“It’s all about the end user being close to a certain density of population and density of income, and they will pay the high rent that is required for a developer to make a certain return,” Brelih said.
DH Property Holdings’ three-story development at 640 Columbia Street in Red Hook, Brooklyn, now leased to Amazon’s logistics arm, AMZL, is generally considered the first multi-story industrial building on the East Coast.
The firm, in partnership with Bridge Development Partners and Banner Oak Capital Partners, is also redeveloping the 18-acre Sunset Industrial Park in Brooklyn’s Sunset Park, which will have multiple multi-story distribution facilities upon completion.
RXR and LBA Logistics together are developing a 1.1 million-square-foot, five-story logistics center at 55-15 Grand Avenue in Maspeth, Queens — the city’s tallest logistics facility so far. RXR’s website says it will be “a fully customizable industrial complex primed for the innovation economy.”
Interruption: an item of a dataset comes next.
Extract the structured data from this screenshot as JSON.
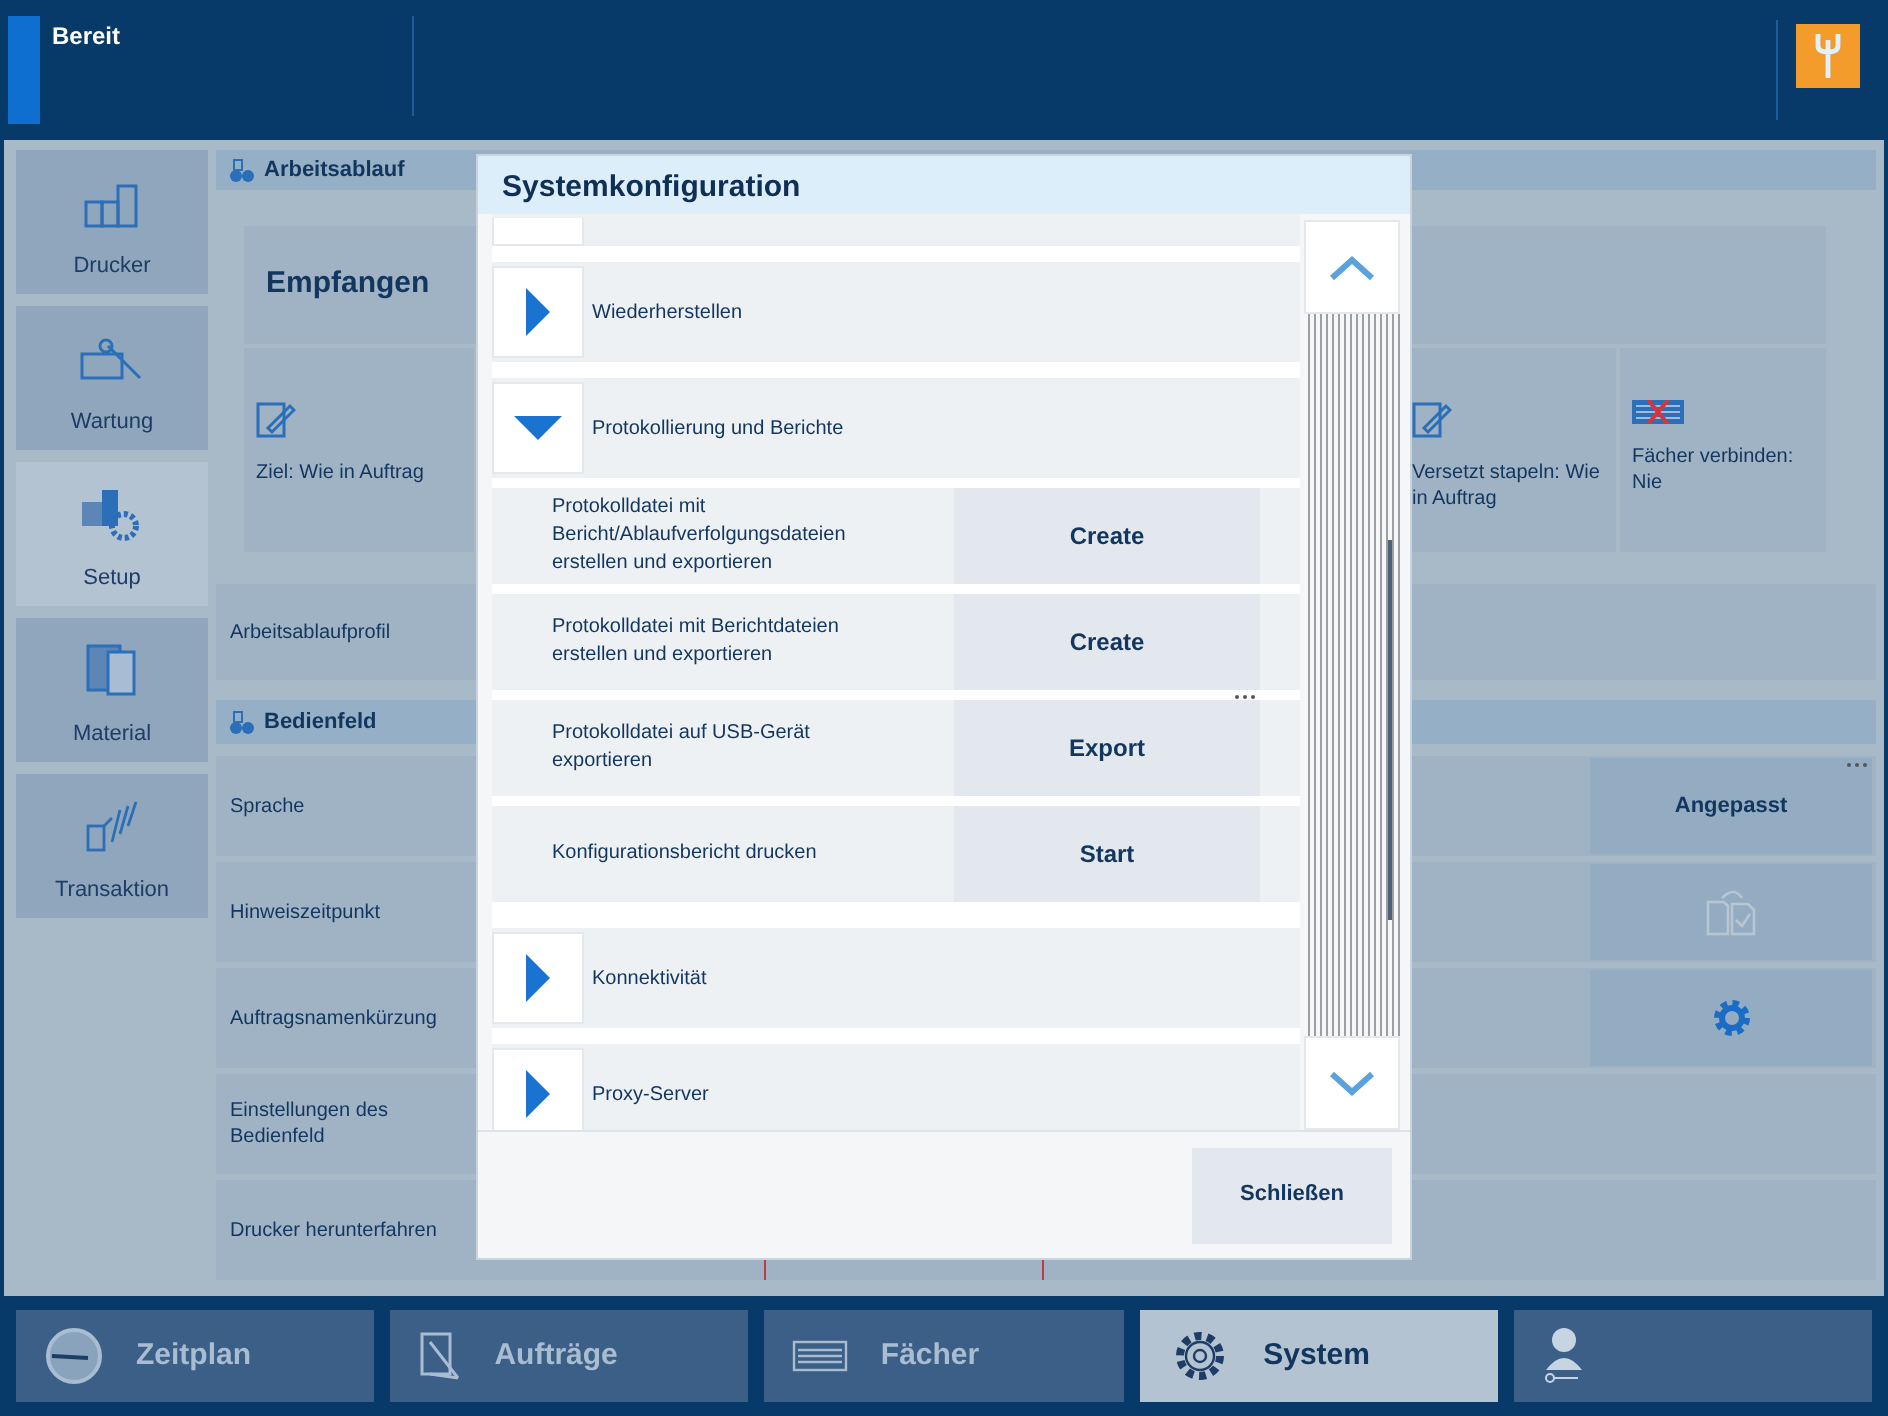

Industrial buildings in Hong Kong are as high as 27 stories, but U.S. properties are unlikely to surpass five or six floors in the near term, according to Michael Bennett, head of development at DH Property Group. Trucks are much longer in the U.S. than in Asia, so the helical access ramps have to be wider.
Once autonomous delivery trucks become the norm in the U.S., industrial properties theoretically could go much higher, Bennett said.
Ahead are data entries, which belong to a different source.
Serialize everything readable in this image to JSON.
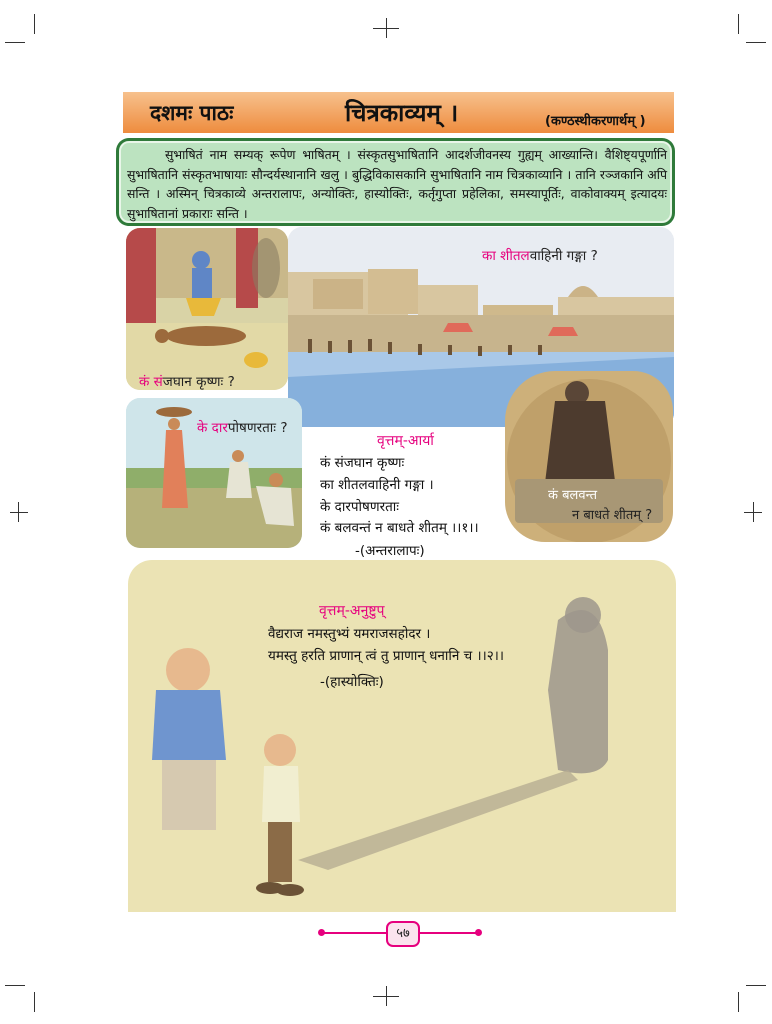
{
  "header": {
    "lesson_label": "दशमः पाठः",
    "title": "चित्रकाव्यम् ।",
    "note": "(कण्ठस्थीकरणार्थम् )"
  },
  "intro": {
    "text": "सुभाषितं नाम सम्यक् रूपेण भाषितम् । संस्कृतसुभाषितानि आदर्शजीवनस्य गुह्यम् आख्यान्ति। वैशिष्ट्यपूर्णानि सुभाषितानि संस्कृतभाषायाः सौन्दर्यस्थानानि खलु । बुद्धिविकासकानि सुभाषितानि नाम चित्रकाव्यानि । तानि रञ्जकानि अपि सन्ति । अस्मिन् चित्रकाव्ये अन्तरालापः, अन्योक्तिः, हास्योक्तिः, कर्तृगुप्ता प्रहेलिका, समस्यापूर्तिः, वाकोवाक्यम् इत्यादयः सुभाषितानां प्रकाराः सन्ति ।"
  },
  "captions": {
    "krishna": {
      "highlight": "कं सं",
      "rest": "जघान कृष्णः ?"
    },
    "ganga": {
      "highlight": "का शीतल",
      "rest": "वाहिनी गङ्गा ?"
    },
    "daara": {
      "highlight": "के दार",
      "rest": "पोषणरताः ?"
    },
    "cold": {
      "highlight": "कं बलवन्त",
      "rest": "न बाधते शीतम् ?"
    }
  },
  "verse1": {
    "title": "वृत्तम्-आर्या",
    "lines": [
      "कं संजघान कृष्णः",
      "का शीतलवाहिनी गङ्गा ।",
      "के दारपोषणरताः",
      "कं बलवन्तं न बाधते शीतम् ।।१।।"
    ],
    "source": "-(अन्तरालापः)"
  },
  "verse2": {
    "title": "वृत्तम्-अनुष्टुप्",
    "lines": [
      "वैद्यराज नमस्तुभ्यं यमराजसहोदर ।",
      "यमस्तु हरति प्राणान् त्वं तु प्राणान् धनानि च ।।२।।"
    ],
    "source": "-(हास्योक्तिः)"
  },
  "page_number": "५७",
  "colors": {
    "header": "#ee8c3e",
    "intro_bg": "#bce3c0",
    "intro_border": "#2f7a3a",
    "accent": "#e6007e",
    "beige": "#ebe3b4"
  }
}
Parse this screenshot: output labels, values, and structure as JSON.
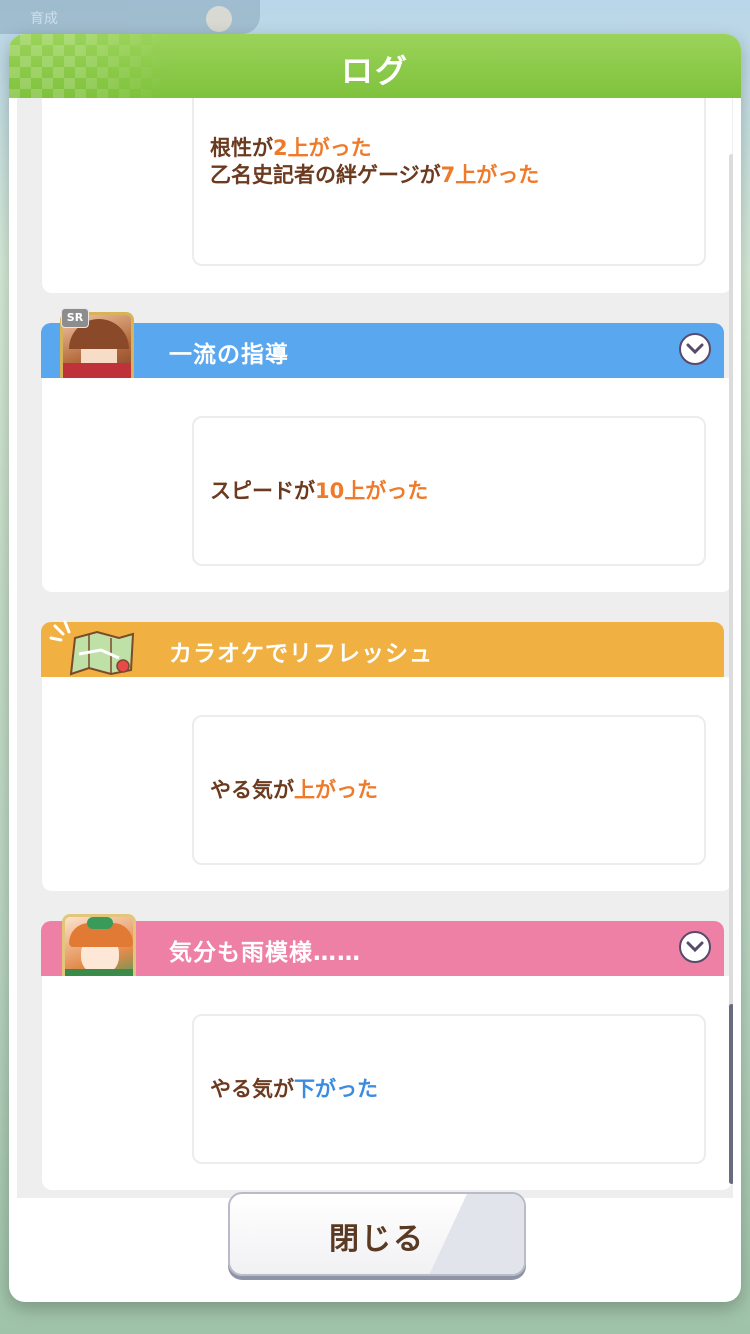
{
  "background": {
    "topbar_text": "育成"
  },
  "modal": {
    "title": "ログ"
  },
  "colors": {
    "header_green": "#8cc84b",
    "speed_blue": "#59a7ee",
    "event_orange": "#f0b042",
    "mood_pink": "#ee7fa5",
    "gain_orange": "#ee7a2a",
    "loss_blue": "#3b8be0",
    "text_brown": "#6b3a1f"
  },
  "entries": [
    {
      "lines": [
        {
          "prefix": "根性が",
          "value": "2上がった"
        },
        {
          "prefix": "乙名史記者の絆ゲージが",
          "value": "7上がった"
        }
      ]
    },
    {
      "title": "一流の指導",
      "icon": "support-card-portrait",
      "badge": "SR",
      "lines": [
        {
          "prefix": "スピードが",
          "value": "10上がった"
        }
      ]
    },
    {
      "title": "カラオケでリフレッシュ",
      "icon": "map-icon",
      "lines": [
        {
          "prefix": "やる気が",
          "value": "上がった"
        }
      ]
    },
    {
      "title": "気分も雨模様……",
      "icon": "character-portrait",
      "lines": [
        {
          "prefix": "やる気が",
          "value": "下がった"
        }
      ]
    }
  ],
  "footer": {
    "close_label": "閉じる"
  }
}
The New York City industrial market’s renaissance as a hyper-modern, multi-level asset class is a given, and ultimately it will service a range of tenants, including cold storage and other industrial users, Rebecca D’Eloia, senior vice president at RXR Realty, said.
“Given the limited amount of available land, combined with this increased demand, multi-level industrial facilities are ultimately inevitable in a place like New York City,” D’Eloia said.
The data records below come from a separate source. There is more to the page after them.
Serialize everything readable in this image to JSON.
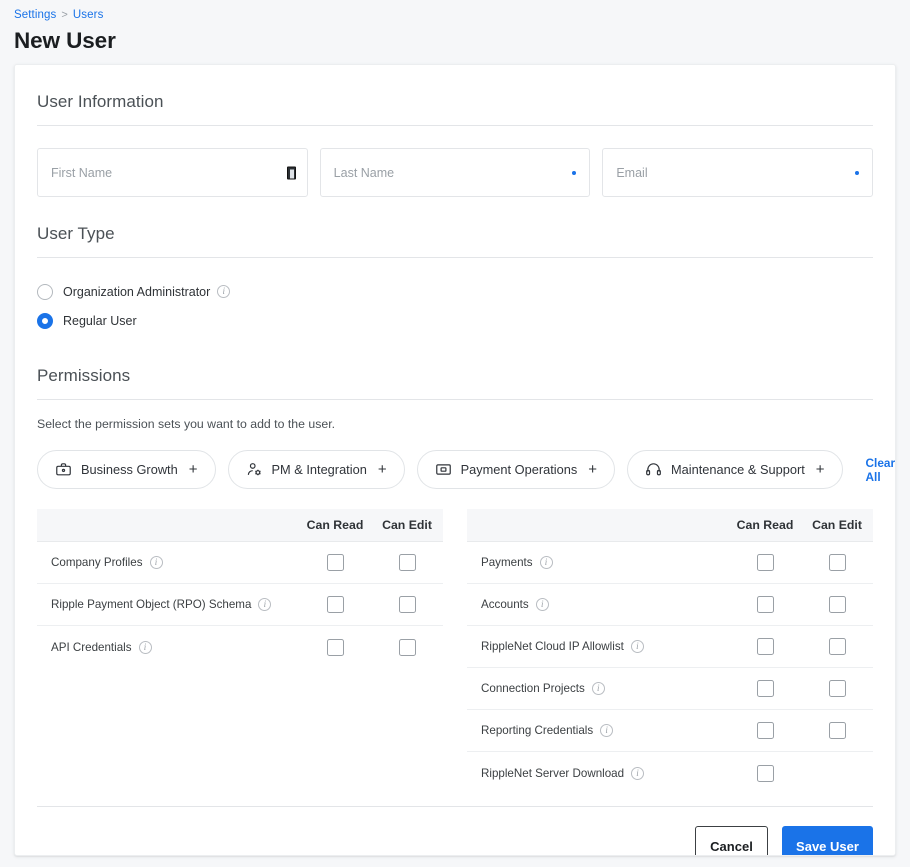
{
  "breadcrumb": {
    "root": "Settings",
    "separator": ">",
    "current": "Users"
  },
  "page_title": "New User",
  "sections": {
    "user_information": {
      "heading": "User Information",
      "fields": [
        {
          "name": "first-name",
          "placeholder": "First Name",
          "value": "",
          "marker": "text-cursor"
        },
        {
          "name": "last-name",
          "placeholder": "Last Name",
          "value": "",
          "marker": "required-dot"
        },
        {
          "name": "email",
          "placeholder": "Email",
          "value": "",
          "marker": "required-dot"
        }
      ]
    },
    "user_type": {
      "heading": "User Type",
      "options": [
        {
          "label": "Organization Administrator",
          "selected": false,
          "has_info": true
        },
        {
          "label": "Regular User",
          "selected": true,
          "has_info": false
        }
      ]
    },
    "permissions": {
      "heading": "Permissions",
      "description": "Select the permission sets you want to add to the user.",
      "chips": [
        {
          "label": "Business Growth",
          "icon": "briefcase-icon",
          "action": "+"
        },
        {
          "label": "PM & Integration",
          "icon": "person-gear-icon",
          "action": "+"
        },
        {
          "label": "Payment Operations",
          "icon": "banknote-icon",
          "action": "+"
        },
        {
          "label": "Maintenance & Support",
          "icon": "headset-icon",
          "action": "+"
        }
      ],
      "clear_all": "Clear All",
      "tables": [
        {
          "columns": [
            "",
            "Can Read",
            "Can Edit"
          ],
          "rows": [
            {
              "label": "Company Profiles",
              "has_info": true,
              "can_read": false,
              "can_edit": false,
              "edit_available": true
            },
            {
              "label": "Ripple Payment Object (RPO) Schema",
              "has_info": true,
              "can_read": false,
              "can_edit": false,
              "edit_available": true
            },
            {
              "label": "API Credentials",
              "has_info": true,
              "can_read": false,
              "can_edit": false,
              "edit_available": true
            }
          ]
        },
        {
          "columns": [
            "",
            "Can Read",
            "Can Edit"
          ],
          "rows": [
            {
              "label": "Payments",
              "has_info": true,
              "can_read": false,
              "can_edit": false,
              "edit_available": true
            },
            {
              "label": "Accounts",
              "has_info": true,
              "can_read": false,
              "can_edit": false,
              "edit_available": true
            },
            {
              "label": "RippleNet Cloud IP Allowlist",
              "has_info": true,
              "can_read": false,
              "can_edit": false,
              "edit_available": true
            },
            {
              "label": "Connection Projects",
              "has_info": true,
              "can_read": false,
              "can_edit": false,
              "edit_available": true
            },
            {
              "label": "Reporting Credentials",
              "has_info": true,
              "can_read": false,
              "can_edit": false,
              "edit_available": true
            },
            {
              "label": "RippleNet Server Download",
              "has_info": true,
              "can_read": false,
              "can_edit": false,
              "edit_available": false
            }
          ]
        }
      ]
    }
  },
  "footer": {
    "cancel_label": "Cancel",
    "save_label": "Save User"
  },
  "colors": {
    "accent": "#1a73e8",
    "page_bg": "#f6f7f9",
    "card_bg": "#ffffff",
    "border": "#e3e5e8",
    "text": "#3c4043",
    "muted": "#9aa0a6"
  }
}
In other cities, too. D’Eloia and other industry leaders foresee multi-level industrial in many major metros in the U.S. and Canada. Properties are in the planning and early development stages in Chicago; Washington, D.C.; San Francisco; Los Angeles; Toronto and Vancouver.
The outlook wasn’t always so favorable. Before the pandemic sent industrial property values through the roof, some doubted multi-story industrial would ever take off in the U.S., given the height requirements and stricter building codes and the higher rents tenants would have to pay. Skeptics still think it is a niche market, and won’t be economical in sprawling urban areas like Los Angeles.
The new developments tend to track high land prices, said Frank Di Roma, a principal at the design firm Mare Walcomb, which has worked on many of the first multi-level industrial projects in North America.
All of the projects in planning or development today are being built on spec, meaning without a tenant commitment, Di Roma said. Planners’ primary concern is flexibility — designing a building to service a variety of tenants and accommodate a range of new technologies, like autonomous trucks and drones, that may transform the market in the coming years.
“They’re focused on the life cycle of the building,” he said. “They want to make sure they can lease it to a variety of uses. They don’t want to get stuck with a building that is only for one type of tenant.”
Given the lack of precedent, the initial projects involve a lot of conjecture. For example, no one knows yet how to value space on a second or third floor, which may be worth more to tenants because it is less prone to theft than street-level floors, Di Roma said.
There is also the matter of the facade, which in a city — as opposed to an isolated suburban area — has to be more dynamic and attractive. That is both a challenge and a branding opportunity, according to Di Roma.
Once one of the early projects is fully leased and in operation, the market will finally have a benchmark.
“Whoever is first out of the gate, they’ll have an advantage, because everybody else is just going to follow suit in terms of construction, in terms of rent rate,” Di Roma said. “It’s really guesswork right now, because nobody really knows.”